Copy out each line below containing "location".

■ ■ ■ ■ ■ ■ ■

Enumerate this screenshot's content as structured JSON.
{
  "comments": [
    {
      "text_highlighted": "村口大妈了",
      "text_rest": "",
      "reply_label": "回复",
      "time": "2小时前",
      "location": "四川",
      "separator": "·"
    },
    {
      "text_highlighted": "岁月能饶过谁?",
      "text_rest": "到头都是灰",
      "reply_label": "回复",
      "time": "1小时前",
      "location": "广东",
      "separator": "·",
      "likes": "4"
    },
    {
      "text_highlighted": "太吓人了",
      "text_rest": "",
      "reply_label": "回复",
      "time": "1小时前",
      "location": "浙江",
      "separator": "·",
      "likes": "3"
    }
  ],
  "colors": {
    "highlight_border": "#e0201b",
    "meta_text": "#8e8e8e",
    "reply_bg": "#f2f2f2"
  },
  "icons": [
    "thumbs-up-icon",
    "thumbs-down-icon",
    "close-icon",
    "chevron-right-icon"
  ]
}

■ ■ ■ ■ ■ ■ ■

--- EXERCISE SOLUTION ---
      "location": "四川",
      "location": "广东",
      "location": "浙江",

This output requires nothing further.